Staying Green In Blue Waters

Staying Green In Blue Waters

Courtesy of WOWSA, Huntington Beach, California.

Ecotourism, adventure travel, sustainable tourism, responsible tourism, nature-based tourism, green tourism have entered our lexicon with multiple meanings and interpretation.

As our world gets smaller (figuratively) and the world’s population grows (literally), mankind’s impact on the environment will continue – both for the good and the bad.

From the United Nations’ designation of 2002 as the International Year of Ecotourism to the Center for Responsible Travel‘s goal to transform the travel industry as a driver of positive change, ecotourism has been a building awareness since the term was first used over 30 years.

But with our Earth covered over 70% with water, the global open water swimming community is quietly, steadily and increasingly doing its part on the grass-roots level in this global movement.

These efforts are part of the growing ecoswimming movement.

The Open Water Swimming Dictionary defines ecoswimming as any open water swim, relay, stage swim, race or charity swim that (1) aims to protect, conserve or call attention to the environment or ecology, (2) improve or protect the welfare of marine life or the local area, (3) incorporates education of the natural environment or ecology, (4) is conducted in an ecologically-sustainable or environmentally-friendly manner, (5) is held in areas that are under environmental protection or that protect marine life, (6) aims to create or enhance environmental or ecological awareness, (7) raises money or provides direct financial benefits for conservation, marine life or environmental protection, research and/or education, (8) builds awareness or provides education of a local community or culture, (9) lobbies local governments or officials for access to, protection of or a clean-up of a waterway, or (10) minimizes the impact of mankind on the environment.

The sport has hundreds of examples of admirable solo and community efforts: Lewis Pugh‘s 1K swim up on Mount Everest called attention to climate change while Aaron Piersol‘s televised Race for the Oceans in Florida called attention to the conservation of ocean resources and the Bonaire EcoSwim, the namesake of this movement, continues on.
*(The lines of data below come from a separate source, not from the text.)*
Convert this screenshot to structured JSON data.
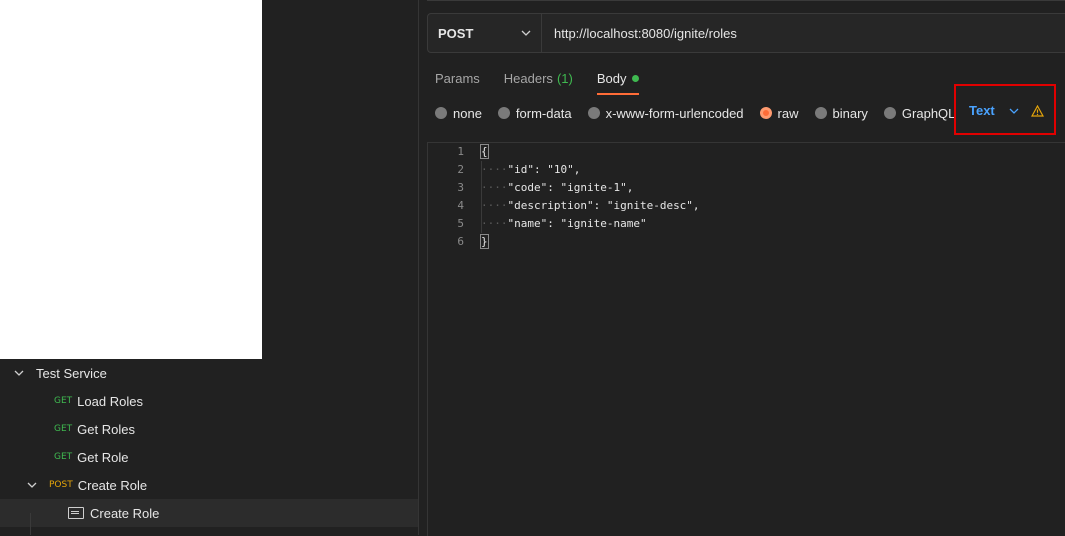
{
  "sidebar": {
    "tree": [
      {
        "label": "Test Service",
        "method": "",
        "kind": "folder"
      },
      {
        "label": "Load Roles",
        "method": "GET",
        "kind": "request"
      },
      {
        "label": "Get Roles",
        "method": "GET",
        "kind": "request"
      },
      {
        "label": "Get Role",
        "method": "GET",
        "kind": "request"
      },
      {
        "label": "Create Role",
        "method": "POST",
        "kind": "request"
      },
      {
        "label": "Create Role",
        "method": "",
        "kind": "example"
      }
    ]
  },
  "request": {
    "method": "POST",
    "url": "http://localhost:8080/ignite/roles"
  },
  "tabs": [
    {
      "label": "Params"
    },
    {
      "label": "Headers",
      "count": "(1)"
    },
    {
      "label": "Body"
    }
  ],
  "body_options": [
    "none",
    "form-data",
    "x-www-form-urlencoded",
    "raw",
    "binary",
    "GraphQL"
  ],
  "body_type": {
    "selected": "Text"
  },
  "editor": {
    "line_numbers": [
      "1",
      "2",
      "3",
      "4",
      "5",
      "6"
    ],
    "lines": [
      {
        "indent": "",
        "text": "{"
      },
      {
        "indent": "····",
        "text": "\"id\": \"10\","
      },
      {
        "indent": "····",
        "text": "\"code\": \"ignite-1\","
      },
      {
        "indent": "····",
        "text": "\"description\": \"ignite-desc\","
      },
      {
        "indent": "····",
        "text": "\"name\": \"ignite-name\""
      },
      {
        "indent": "",
        "text": "}"
      }
    ]
  },
  "colors": {
    "accent": "#ff6c37",
    "get": "#3fb950",
    "post": "#e5a50a",
    "link": "#4aa3ff",
    "highlight": "#e10000",
    "warning": "#e5a50a"
  }
}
Ecoswim was first coined by Randy Nutt, who founded the Bonaire EcoSwim in 2000 and was the 2008 World Open Water Swimming Man of the Year, after he met Mark Burnett of American television Survivor and Eco-Challenge fame.
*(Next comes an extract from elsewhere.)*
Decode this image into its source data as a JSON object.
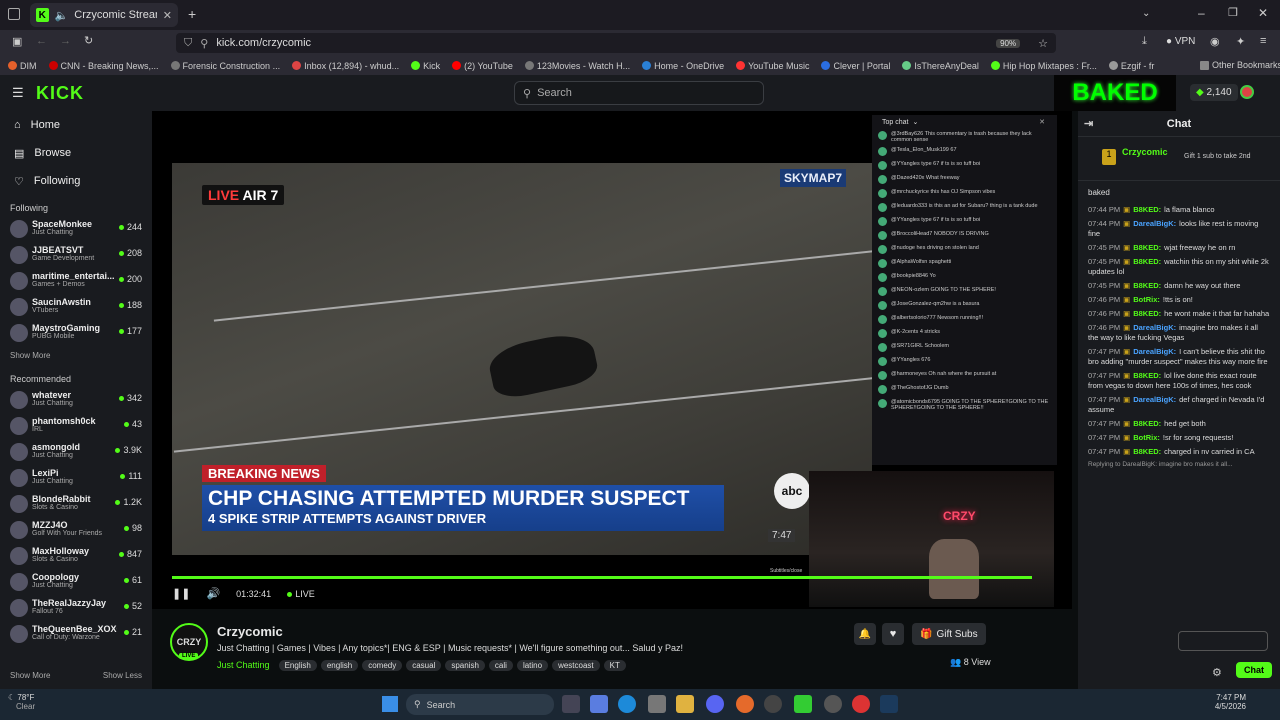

Ecoswimming is done all over the world from the Clean Half 15K Marathon Swim in Hong Kong that features the carbon-neutral relay option (where outrigger canoes are used instead of motorized boats) to a new multi-race swim in Acapulco that calls attention to the protection of the fragile coastlines of Mexico.

Ecoswims also include charity swims that collectively raise millions of dollars for a variety of causes, such as James Pittar‘s solo efforts on behalf of the Fred Hollows Foundation, the recent Japan to Taiwan Ocean Swim Challenge and the efforts of the swimmers in the RCP Tiburon Mile over the past decade.
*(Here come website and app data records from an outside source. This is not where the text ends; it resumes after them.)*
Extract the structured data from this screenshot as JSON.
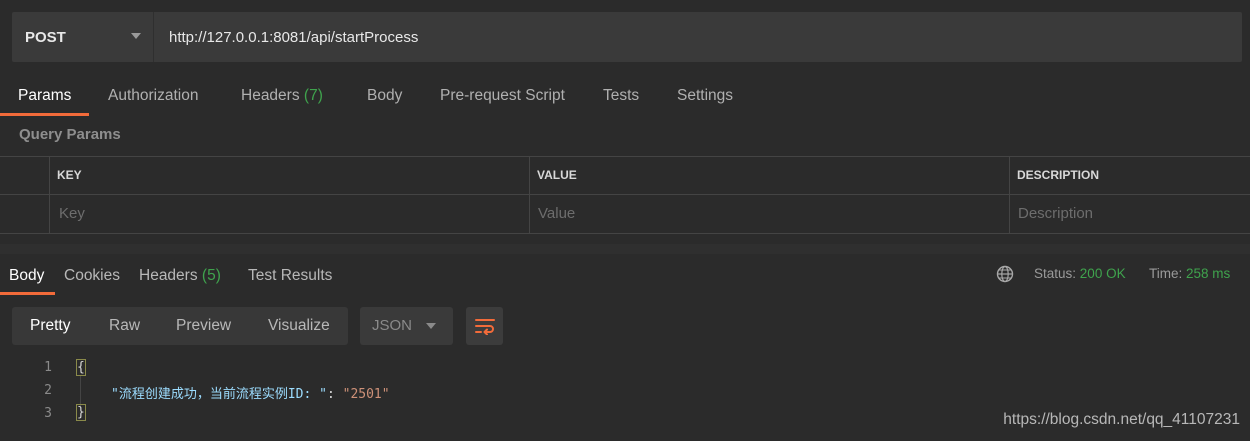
{
  "request": {
    "method": "POST",
    "url": "http://127.0.0.1:8081/api/startProcess"
  },
  "request_tabs": [
    {
      "label": "Params",
      "active": true
    },
    {
      "label": "Authorization"
    },
    {
      "label": "Headers",
      "count": "(7)"
    },
    {
      "label": "Body"
    },
    {
      "label": "Pre-request Script"
    },
    {
      "label": "Tests"
    },
    {
      "label": "Settings"
    }
  ],
  "query_params": {
    "title": "Query Params",
    "columns": [
      "KEY",
      "VALUE",
      "DESCRIPTION"
    ],
    "placeholders": [
      "Key",
      "Value",
      "Description"
    ]
  },
  "response_tabs": [
    {
      "label": "Body",
      "active": true
    },
    {
      "label": "Cookies"
    },
    {
      "label": "Headers",
      "count": "(5)"
    },
    {
      "label": "Test Results"
    }
  ],
  "status": {
    "status_label": "Status:",
    "status_value": "200 OK",
    "time_label": "Time:",
    "time_value": "258 ms"
  },
  "view_modes": [
    "Pretty",
    "Raw",
    "Preview",
    "Visualize"
  ],
  "format": "JSON",
  "code": {
    "line_numbers": [
      "1",
      "2",
      "3"
    ],
    "open_brace": "{",
    "key": "\"流程创建成功，当前流程实例ID: \"",
    "colon": ": ",
    "value": "\"2501\"",
    "close_brace": "}"
  },
  "watermark": "https://blog.csdn.net/qq_41107231",
  "colors": {
    "accent": "#f26b3a",
    "success": "#3fa34d",
    "background": "#2b2b2b"
  },
  "icons": {
    "globe": "globe-icon",
    "method_dropdown": "chevron-down-icon",
    "format_dropdown": "chevron-down-icon",
    "wrap": "wrap-lines-icon"
  }
}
Ecoswimming will not only continue, but expand exponentially as the sport grows with grass-roots efforts around the world.

We tip our swim caps to those in our global open water swimming community who are doing their part to stay green and protect the environment which we all enjoy, utilize and share.

Copyright © 2011 by World Open Water Swimming Association
Steven Munatones